Companies can use the Scrum methodologies to try to have a culture of flexibility and speed. Due to this, the employees are motivated to work rapidly and make changes as and when needed to accommodate new information from different sources.
Better decision making
Scrum values help individuals make better decisions. It allows them to focus on their goals and use the focus to guide their work. This allows the professionals to think more clearly about their decisions.
How To Apply Scrum Values to Everyday Work Life?
The Scrum values are excellent for the workplace, even if you are not following the Scrum framework. Communicating the Scrum values with your fellow team members is very important.

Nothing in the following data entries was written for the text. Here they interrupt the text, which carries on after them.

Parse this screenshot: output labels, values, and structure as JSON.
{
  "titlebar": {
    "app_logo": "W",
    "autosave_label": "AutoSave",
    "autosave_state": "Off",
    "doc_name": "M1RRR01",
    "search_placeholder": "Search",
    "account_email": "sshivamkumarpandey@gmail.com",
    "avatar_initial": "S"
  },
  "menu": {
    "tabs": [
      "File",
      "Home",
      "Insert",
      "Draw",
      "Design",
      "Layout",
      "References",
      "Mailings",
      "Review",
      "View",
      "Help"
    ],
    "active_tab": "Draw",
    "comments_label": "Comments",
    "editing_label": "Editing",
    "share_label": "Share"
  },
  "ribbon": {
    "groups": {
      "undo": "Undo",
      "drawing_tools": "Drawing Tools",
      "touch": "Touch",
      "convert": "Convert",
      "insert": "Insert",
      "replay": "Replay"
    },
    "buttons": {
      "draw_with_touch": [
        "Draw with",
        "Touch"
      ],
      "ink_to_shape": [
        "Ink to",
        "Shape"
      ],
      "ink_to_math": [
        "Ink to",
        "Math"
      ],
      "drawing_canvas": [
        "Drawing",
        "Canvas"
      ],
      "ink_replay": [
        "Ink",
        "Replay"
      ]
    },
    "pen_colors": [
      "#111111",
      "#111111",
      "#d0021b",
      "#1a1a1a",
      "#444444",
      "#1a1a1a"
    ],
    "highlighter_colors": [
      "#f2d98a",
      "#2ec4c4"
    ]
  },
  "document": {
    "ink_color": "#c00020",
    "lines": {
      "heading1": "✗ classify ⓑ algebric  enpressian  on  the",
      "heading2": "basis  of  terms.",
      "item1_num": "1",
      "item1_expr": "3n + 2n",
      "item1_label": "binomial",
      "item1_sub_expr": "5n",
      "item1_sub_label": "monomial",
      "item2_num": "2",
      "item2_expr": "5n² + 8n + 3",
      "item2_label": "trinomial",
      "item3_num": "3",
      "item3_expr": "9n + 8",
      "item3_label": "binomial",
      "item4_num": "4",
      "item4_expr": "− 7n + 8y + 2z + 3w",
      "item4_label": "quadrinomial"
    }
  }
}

As a Scrum team member, you must:
- Showcase courage by taking up challenging tasks.
- Practise focus by sticking to your schedule.
- Embody commitment by sticking to the plan made by your team.
- Respect your team members by trusting them to complete their work independently.
- Model openness by communicating honestly about the improvements needed in the team.
In-Demand Software Development Skills
Scrum methodologies are one of the most widely used ways of project management. These are values that a team should work together to achieve.
Practising Scrum methodologies will help you achieve some of the most complex tasks and foster clarity and great teamwork in all the company’s decisions. These values help establish the norms which help shape a Scrum team’s operations.
The Scrum values and principles are easy to understand but challenging to implement. A thorough understanding of the Scrum values and principles is essential to build a project management career.
Why do we need Scrum values?
Organisations use Scrum values to guide their team's work. These values are essential as they help give meaning and context to the work done by a company.
Which Scrum value is most important?
The Scrum value, openness, is significant. It stresses transparency, which is one of the core pillars of Scrum.
What are the Scrum pillars vs. Scrum values?
The pillars of Scrum are transparency, adaptation and inspection. In comparison, the core values of Scrum are courage, commitment, focus, openness and respect. They complement each other.